Schneider Electric and the Jesuits launch two electricity training programs for underprivileged people in Lubumbashi
In Haut-Katanga Province in the Democratic Republic of the Congo (DRC), the lack of qualified electricians is undermining the province’s economic development. With this in mind, Schneider Electric, the leader in digital transformation of energy management and automation, and the Society of Jesus in the DRC will help 500 local young people find work between 2018 and 2020 by creating two certified training courses for electricians. 80% of these trainees will come from underprivileged families.
As Africa’s fourth most populated country, with a wealth of natural resources, DRC has experienced GDP growth of between 2% and 9% in recent years. Economic growth has been particularly strong in Haut-Katanga, the DRC’s industrial and mining center, and the province’s capital Lubumbashi, the country’s second-largest city and a major business center.
However, the DRC’s economy is being hampered by its lack of infrastructure and skills, which is undermining growth. In Haut-Katanga, the electricity sector is having to resort to foreign workers to meet its needs in electrical equipment, installations and maintenance, to the detriment of the province’s underprivileged populations.
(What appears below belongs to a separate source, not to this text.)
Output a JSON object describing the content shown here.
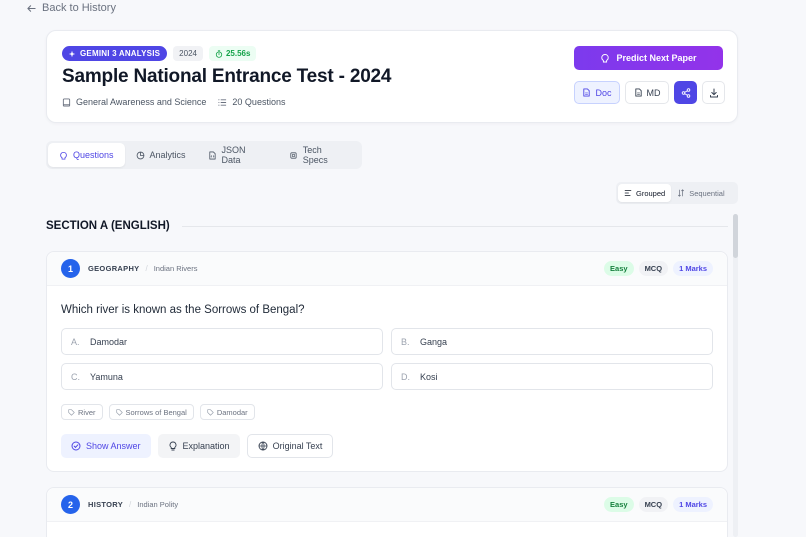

Committed to the 17 Sustainable Development Goals (SDGs) set by the United Nations, Schneider Electric is particularly invested in SDG 7 or ensuring access to sustainable energy for all as a prerequisite for child education, quality of life and economic development. In 2009, the company launched its Access to Energy program with the objective of supporting vocational electrical training, in partnership with local organizations. Since then, the program helped more than 148,000 people in more than 45 countries. Moreover, between 2009 and 2020, Schneider Electric will have helped train 20,000 young people in 22 African countries with around 90 partners. In 2018 alone, 5,200 young people will be trained.
The Building Electricity program is designed to last a year (six months of classes and six months of experience in a company). This training will lead to a locally recognized vocational certificate. Meanwhile, the Solar Energy program lasts four months and will receive 80 students every year, including those that have completed the Building Electricity program.
The quality of the programs is partly due to the equipment provided by Schneider Electric, through the support of the Schneider Electric Foundation. This includes learning stations (booths in which students can make connections), solar panels, batteries, charge regulators, etc. Schneider Electric’s other main contribution is in training. The trainer’s training module is dispensed by a Schneider Electric Teacher, an employee having applied internally to carry out this mission on a volunteer basis and selected for his or her technical skills in the relevant equipment.
The program is designed to be replicated and adapted to the constraints of each region in a process of ongoing development and improvement. The solar module was developed by a professor from the Schneider Electric Paul-Louis Merlin School in Grenoble following a mission to Senegal with local technicians. Similarly, feedback from the field in Tanzania, which highlighted a need for industrial maintenance, led to the design and introduction of a specific module. All the training courses are presented in a catalogue organized by level of qualification (vocational training certificate, master’s certificate, etc.).